Each record that follows is to be reproduced character for character, pictures excepted.
┌─ Input
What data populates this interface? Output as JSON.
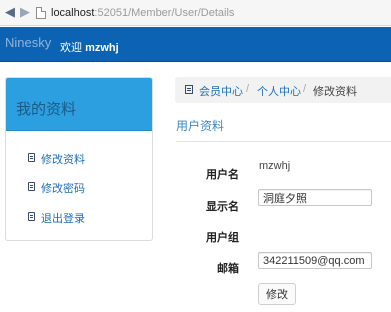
{
  "browser": {
    "url_host": "localhost",
    "url_rest": ":52051/Member/User/Details"
  },
  "navbar": {
    "brand": "Ninesky",
    "welcome_prefix": "欢迎",
    "username": "mzwhj"
  },
  "sidebar": {
    "title": "我的资料",
    "items": [
      {
        "label": "修改资料",
        "icon": "document-icon"
      },
      {
        "label": "修改密码",
        "icon": "document-icon"
      },
      {
        "label": "退出登录",
        "icon": "document-icon"
      }
    ]
  },
  "breadcrumb": {
    "items": [
      "会员中心",
      "个人中心"
    ],
    "separator": "/",
    "current": "修改资料"
  },
  "section": {
    "title": "用户资料"
  },
  "form": {
    "username_label": "用户名",
    "username_value": "mzwhj",
    "displayname_label": "显示名",
    "displayname_value": "洞庭夕照",
    "group_label": "用户组",
    "group_value": "",
    "email_label": "邮箱",
    "email_value": "342211509@qq.com",
    "submit_label": "修改"
  },
  "colors": {
    "navbar": "#0d63b3",
    "sidebar_header": "#2b9fe0",
    "link": "#1e6fb7",
    "section_title": "#3d86c5"
  }
}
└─
| Finished task |
What data populates this interface? Output as JSON.
{
  "browser": {
    "url_host": "localhost",
    "url_rest": ":52051/Member/User/Details"
  },
  "navbar": {
    "brand": "Ninesky",
    "welcome_prefix": "欢迎",
    "username": "mzwhj"
  },
  "sidebar": {
    "title": "我的资料",
    "items": [
      {
        "label": "修改资料",
        "icon": "document-icon"
      },
      {
        "label": "修改密码",
        "icon": "document-icon"
      },
      {
        "label": "退出登录",
        "icon": "document-icon"
      }
    ]
  },
  "breadcrumb": {
    "items": [
      "会员中心",
      "个人中心"
    ],
    "separator": "/",
    "current": "修改资料"
  },
  "section": {
    "title": "用户资料"
  },
  "form": {
    "username_label": "用户名",
    "username_value": "mzwhj",
    "displayname_label": "显示名",
    "displayname_value": "洞庭夕照",
    "group_label": "用户组",
    "group_value": "",
    "email_label": "邮箱",
    "email_value": "342211509@qq.com",
    "submit_label": "修改"
  },
  "colors": {
    "navbar": "#0d63b3",
    "sidebar_header": "#2b9fe0",
    "link": "#1e6fb7",
    "section_title": "#3d86c5"
  }
}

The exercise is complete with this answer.